In the summer of 2006, we converted our vacation home from three large interconnected tank-based water heaters to two interconnected Rinnai TWHs. Since the vacation home is unoccupied at various points in the year, our primary motivation in converting to TWHs was to eliminate the waste from the stand-by heating of the three water tanks. Our initial research led us to focus on three features of the various TWH candidates:
- Energy Factor (EF)
- Flow rate (in gallons per minute (GPM))
- Modulated control of the heat exchanger
Besides conducting a general web search about TWH systems, we found an excellent web site maintained by the US Department of Energy, which has a range of information on TWH systems and other water heating topics: www.eere.energy.gov/consumer/your_home/water_heating/index.cfm/mytopic=12760
Our vacation home is located near a ski resort in Utah, and when it gets used it gets used a lot. So we were duly skeptical about whether these modest-sized on-wall tankless units could keep up with our demand for hot water after we all return from a day of skiing. Because of the size of the house, the plumber recommended interconnecting two large TWHs to cover the whole house.
The installation took place over two days. Appropriate shut-offs and by-passes were installed between the old and new systems.
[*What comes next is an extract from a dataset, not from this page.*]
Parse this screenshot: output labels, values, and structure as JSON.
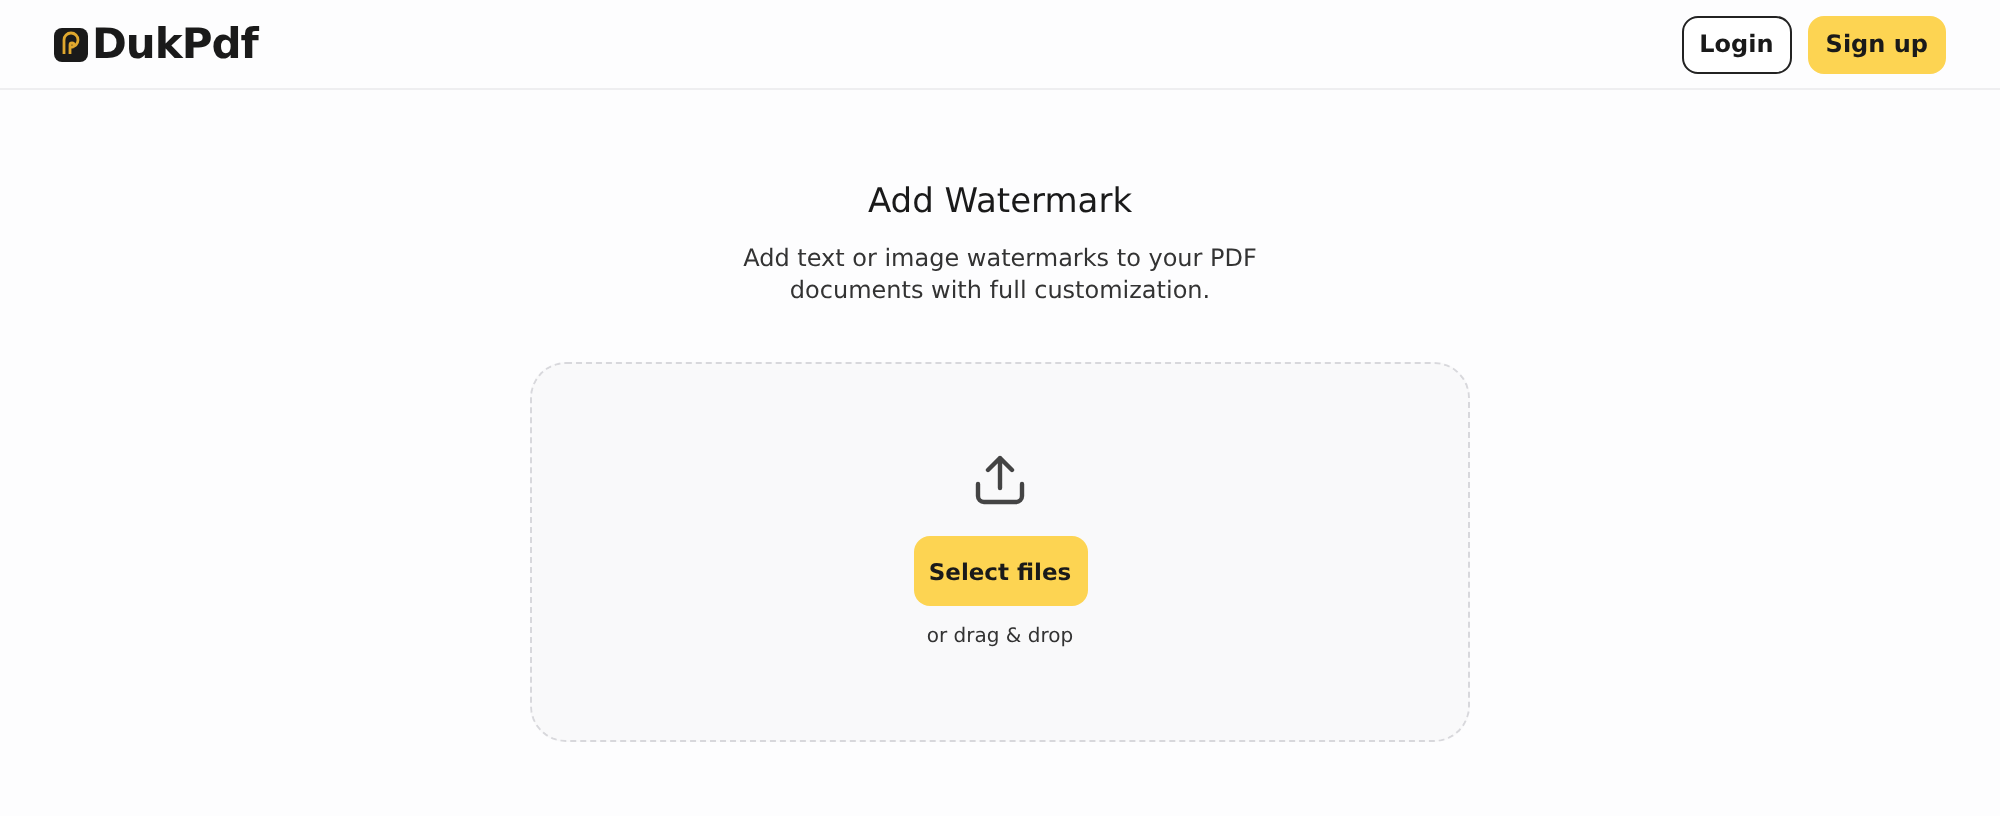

Since the existing plumbing had a recirculating system for hot water, we decided to install a five-gallon electric hot water heater to coordinate with the recirculating system. Recirculating systems are designed to reduce potable water waste by reducing the time (and amount of water) before hot water reaches an open faucet. Thus, they save water at the cost of additional energy use. However, in Utah, water is a fairly precious commodity.
We remained skeptical until we turned the by-pass valve and tested the new system by turning on all the showers and sinks. After 10 minutes the water was still as hot as at the beginning. With the traditional tank-based water heater system, when four or more showers were running at once, the temperature of the water started to fall within a few minutes. The water remained so hot during our post-installation test that we lowered the digital setting for the two TWH units.
In the process of saving money and reducing our carbon emissions, we also gained a considerable amount of space. The tandem TWH system we installed takes no floor space, compared to the three feet by eight feet of floor space that our traditional system occupied.
- Hal Hinkle, Tim Hinkle, Kasia Duda